3) If it’s not broke, don’t fix it. Don’t be unduly influenced by the media coverage this week that implies something is wrong with your 401(k). If you like your plan service and investment choices then there is no reason to think that it is a rip-off just because of the wording of Treasury Department press releases. Your current plan’s cost structure may well turn out to be the lowest cost bid that provides an acceptable level of service and performance.
Today’s Wall Street Journal carries a sharp criticism of President Obama’s plan to reform retail investing. The piece called “Obama vs. Savers” highlights the restrictions that the proposal will place on investors. Since Freedom Benefits is focused on consumer education and charges neither commissions nor asset-based investment management fees, you would think that we support the proposed legislation. The bulk of social policy advisers we respect and follow on social media do support the President on this reform initiative. If the only intent of the reform is to take aim at broker’s commissions, then why would we be opposed? Certainly the President’s proposal has the potential to boost business for the relative handful of consumer financial advisory firms (like ours and other CPAs) that do not follow the two traditional compensation models that dominate retail financial services.
Freedom Benefits has always supported free market options that allow more consumer choice and promote higher level of consumer education. The Obama plan seems to concede that consumers can’t possibly match the wit and wiley of financial services firms to extort money so the government needs to protect them. It is a defeatist attitude.
There are two other more significant problems with Obama’s thinking:
1) everyone associated with investment service gets paid for their work in one form or another regardless of the rules or business model. There is no compelling case to show that one model is better than another.
2) I can’t cite a single example of when increased government regulation has actually had a net benefit for consumers. The unintended side-effects of regulation would almost certainly outweigh the intended benefits.

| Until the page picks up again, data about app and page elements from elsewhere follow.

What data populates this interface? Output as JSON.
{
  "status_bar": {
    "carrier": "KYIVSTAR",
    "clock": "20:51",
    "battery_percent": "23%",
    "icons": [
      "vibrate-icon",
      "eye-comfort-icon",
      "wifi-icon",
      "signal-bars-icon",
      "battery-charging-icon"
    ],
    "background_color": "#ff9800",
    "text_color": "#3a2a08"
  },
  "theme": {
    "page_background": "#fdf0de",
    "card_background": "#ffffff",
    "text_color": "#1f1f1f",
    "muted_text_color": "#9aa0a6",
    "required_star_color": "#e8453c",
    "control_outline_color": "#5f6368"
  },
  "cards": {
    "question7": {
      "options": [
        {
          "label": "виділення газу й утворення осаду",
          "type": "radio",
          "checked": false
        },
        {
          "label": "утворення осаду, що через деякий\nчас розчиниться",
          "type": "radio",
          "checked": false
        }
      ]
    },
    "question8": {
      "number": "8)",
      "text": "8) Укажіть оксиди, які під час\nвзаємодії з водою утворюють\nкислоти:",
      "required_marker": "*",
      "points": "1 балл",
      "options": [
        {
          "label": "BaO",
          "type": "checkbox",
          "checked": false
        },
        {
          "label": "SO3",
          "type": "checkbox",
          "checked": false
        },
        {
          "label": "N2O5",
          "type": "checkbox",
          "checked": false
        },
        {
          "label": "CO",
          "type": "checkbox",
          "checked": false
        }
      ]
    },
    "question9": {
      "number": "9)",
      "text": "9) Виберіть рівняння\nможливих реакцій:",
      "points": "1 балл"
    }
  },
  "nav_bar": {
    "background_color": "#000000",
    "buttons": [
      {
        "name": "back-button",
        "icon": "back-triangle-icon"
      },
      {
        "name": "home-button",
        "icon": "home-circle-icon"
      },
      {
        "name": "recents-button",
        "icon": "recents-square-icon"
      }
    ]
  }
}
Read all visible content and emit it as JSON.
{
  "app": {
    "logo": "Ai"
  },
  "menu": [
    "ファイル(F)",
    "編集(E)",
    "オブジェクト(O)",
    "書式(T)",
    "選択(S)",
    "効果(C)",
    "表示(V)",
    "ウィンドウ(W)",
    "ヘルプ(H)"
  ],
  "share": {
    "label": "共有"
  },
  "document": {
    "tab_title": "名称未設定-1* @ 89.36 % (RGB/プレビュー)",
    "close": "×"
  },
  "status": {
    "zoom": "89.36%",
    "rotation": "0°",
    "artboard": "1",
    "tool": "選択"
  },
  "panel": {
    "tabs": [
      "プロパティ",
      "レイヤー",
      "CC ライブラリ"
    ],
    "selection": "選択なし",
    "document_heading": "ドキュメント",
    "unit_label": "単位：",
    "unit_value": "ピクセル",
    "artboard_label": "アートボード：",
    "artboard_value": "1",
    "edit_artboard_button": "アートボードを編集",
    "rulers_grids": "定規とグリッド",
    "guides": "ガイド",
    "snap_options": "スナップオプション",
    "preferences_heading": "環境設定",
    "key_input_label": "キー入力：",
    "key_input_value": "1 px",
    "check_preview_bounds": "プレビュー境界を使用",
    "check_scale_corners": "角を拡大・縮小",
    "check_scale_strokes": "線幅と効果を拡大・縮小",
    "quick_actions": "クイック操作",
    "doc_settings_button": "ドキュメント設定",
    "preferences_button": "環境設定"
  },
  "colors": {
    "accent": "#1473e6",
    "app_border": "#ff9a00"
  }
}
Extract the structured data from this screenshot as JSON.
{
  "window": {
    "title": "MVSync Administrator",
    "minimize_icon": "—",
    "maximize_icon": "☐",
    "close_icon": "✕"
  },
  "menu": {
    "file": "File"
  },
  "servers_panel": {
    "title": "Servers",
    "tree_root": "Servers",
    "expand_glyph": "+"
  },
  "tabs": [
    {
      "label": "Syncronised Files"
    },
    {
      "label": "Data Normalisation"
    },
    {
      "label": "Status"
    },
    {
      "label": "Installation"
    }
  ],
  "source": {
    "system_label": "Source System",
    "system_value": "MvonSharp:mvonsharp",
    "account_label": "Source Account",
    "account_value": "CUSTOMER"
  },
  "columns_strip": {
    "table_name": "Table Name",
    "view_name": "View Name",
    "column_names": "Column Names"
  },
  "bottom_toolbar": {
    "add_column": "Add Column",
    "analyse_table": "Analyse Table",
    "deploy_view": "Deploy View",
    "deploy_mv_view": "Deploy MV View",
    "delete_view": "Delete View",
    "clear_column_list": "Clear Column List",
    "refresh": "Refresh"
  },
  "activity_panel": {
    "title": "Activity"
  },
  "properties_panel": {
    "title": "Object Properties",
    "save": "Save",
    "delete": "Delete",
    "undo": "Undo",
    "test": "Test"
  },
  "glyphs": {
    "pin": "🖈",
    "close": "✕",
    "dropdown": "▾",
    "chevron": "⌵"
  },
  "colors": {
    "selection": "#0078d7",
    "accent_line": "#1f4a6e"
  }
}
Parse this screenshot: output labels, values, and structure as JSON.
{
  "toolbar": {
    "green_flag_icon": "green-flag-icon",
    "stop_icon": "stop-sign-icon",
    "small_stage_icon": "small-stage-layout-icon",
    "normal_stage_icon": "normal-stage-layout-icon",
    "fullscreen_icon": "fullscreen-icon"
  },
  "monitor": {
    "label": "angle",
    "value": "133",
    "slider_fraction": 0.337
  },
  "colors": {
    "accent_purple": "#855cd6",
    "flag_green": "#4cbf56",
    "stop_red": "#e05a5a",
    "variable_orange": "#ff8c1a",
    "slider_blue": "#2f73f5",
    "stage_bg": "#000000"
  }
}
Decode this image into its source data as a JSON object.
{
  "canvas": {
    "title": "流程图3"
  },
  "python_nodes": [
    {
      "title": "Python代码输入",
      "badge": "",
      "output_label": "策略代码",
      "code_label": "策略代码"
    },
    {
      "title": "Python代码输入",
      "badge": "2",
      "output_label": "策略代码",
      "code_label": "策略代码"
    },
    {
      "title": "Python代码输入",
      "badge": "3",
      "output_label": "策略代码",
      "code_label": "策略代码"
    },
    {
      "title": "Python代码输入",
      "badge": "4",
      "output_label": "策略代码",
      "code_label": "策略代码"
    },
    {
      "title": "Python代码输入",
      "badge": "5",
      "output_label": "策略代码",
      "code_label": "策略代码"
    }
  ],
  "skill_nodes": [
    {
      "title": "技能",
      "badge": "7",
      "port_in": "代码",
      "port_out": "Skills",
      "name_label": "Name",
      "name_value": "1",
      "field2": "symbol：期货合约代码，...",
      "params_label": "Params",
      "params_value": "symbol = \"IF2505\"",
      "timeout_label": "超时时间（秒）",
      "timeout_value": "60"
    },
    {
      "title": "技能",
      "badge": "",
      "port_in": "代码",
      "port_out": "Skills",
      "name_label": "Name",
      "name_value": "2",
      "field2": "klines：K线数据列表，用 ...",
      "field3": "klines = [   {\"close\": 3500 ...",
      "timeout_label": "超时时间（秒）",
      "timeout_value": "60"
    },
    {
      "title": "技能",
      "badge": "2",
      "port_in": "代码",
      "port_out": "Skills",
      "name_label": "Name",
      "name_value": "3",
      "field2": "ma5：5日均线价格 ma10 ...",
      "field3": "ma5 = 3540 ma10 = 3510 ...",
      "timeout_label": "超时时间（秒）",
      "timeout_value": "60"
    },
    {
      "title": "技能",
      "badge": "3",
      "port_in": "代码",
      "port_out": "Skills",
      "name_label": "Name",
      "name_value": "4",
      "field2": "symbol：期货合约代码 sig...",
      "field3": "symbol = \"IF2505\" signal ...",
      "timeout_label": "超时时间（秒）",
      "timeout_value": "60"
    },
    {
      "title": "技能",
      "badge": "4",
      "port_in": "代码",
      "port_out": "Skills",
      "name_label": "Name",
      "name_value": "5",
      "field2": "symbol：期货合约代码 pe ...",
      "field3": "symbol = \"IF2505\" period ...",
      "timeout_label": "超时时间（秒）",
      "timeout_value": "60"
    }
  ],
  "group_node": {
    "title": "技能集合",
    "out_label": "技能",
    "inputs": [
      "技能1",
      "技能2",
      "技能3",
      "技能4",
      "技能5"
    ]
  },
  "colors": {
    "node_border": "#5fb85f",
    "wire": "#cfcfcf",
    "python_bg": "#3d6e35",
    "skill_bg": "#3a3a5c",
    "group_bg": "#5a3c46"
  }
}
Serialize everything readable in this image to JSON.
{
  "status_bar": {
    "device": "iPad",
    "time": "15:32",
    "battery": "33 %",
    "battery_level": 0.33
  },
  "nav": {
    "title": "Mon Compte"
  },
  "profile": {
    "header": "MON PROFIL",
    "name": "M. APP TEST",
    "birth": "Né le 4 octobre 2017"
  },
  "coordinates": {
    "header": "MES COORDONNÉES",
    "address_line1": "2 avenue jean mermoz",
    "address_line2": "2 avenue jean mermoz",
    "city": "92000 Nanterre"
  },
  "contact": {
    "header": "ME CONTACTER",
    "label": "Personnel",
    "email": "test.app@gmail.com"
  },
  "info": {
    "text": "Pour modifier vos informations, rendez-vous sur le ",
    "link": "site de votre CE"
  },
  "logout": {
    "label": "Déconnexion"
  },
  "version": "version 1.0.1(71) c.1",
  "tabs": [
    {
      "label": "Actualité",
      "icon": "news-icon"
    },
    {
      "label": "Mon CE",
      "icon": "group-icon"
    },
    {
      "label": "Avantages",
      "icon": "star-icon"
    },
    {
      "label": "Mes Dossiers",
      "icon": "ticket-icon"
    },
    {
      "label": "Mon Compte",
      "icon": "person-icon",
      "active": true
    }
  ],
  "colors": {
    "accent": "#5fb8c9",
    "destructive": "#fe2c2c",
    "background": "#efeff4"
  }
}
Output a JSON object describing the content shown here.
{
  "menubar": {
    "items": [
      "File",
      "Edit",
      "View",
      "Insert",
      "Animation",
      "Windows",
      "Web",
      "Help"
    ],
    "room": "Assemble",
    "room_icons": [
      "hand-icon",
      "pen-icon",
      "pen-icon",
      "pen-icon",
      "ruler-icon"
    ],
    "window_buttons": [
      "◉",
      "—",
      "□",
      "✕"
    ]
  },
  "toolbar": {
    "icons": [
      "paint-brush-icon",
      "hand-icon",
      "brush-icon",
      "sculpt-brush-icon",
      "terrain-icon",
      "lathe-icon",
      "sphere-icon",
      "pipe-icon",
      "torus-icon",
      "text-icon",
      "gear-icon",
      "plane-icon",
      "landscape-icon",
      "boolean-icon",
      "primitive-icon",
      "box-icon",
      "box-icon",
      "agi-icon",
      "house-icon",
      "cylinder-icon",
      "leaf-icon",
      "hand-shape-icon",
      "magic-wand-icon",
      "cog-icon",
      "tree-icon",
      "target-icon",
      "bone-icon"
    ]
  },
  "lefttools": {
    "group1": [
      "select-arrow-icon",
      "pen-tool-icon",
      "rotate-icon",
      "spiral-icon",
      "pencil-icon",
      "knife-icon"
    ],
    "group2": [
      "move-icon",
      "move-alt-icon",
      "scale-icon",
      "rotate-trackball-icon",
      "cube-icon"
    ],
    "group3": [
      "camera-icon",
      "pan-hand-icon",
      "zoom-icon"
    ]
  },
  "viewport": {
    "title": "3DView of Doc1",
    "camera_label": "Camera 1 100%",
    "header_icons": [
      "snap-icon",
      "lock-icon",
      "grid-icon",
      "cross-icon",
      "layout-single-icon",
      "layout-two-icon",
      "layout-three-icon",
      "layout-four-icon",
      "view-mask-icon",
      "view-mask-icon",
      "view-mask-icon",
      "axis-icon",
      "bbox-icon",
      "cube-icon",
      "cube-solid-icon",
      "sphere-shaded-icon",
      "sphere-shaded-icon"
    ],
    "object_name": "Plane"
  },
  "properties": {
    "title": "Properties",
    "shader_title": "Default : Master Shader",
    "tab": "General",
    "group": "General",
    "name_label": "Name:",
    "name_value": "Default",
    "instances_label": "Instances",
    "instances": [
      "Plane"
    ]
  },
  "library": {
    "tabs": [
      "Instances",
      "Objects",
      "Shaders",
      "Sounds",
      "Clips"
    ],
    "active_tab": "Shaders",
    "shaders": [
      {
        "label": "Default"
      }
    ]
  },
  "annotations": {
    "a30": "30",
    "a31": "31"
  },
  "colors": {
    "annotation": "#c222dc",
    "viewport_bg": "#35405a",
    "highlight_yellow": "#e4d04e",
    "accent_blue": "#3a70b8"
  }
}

In this case, Obama would be best advised to follow the decisively non-executive Buddhist mantra “Don’t do something, just sit there“.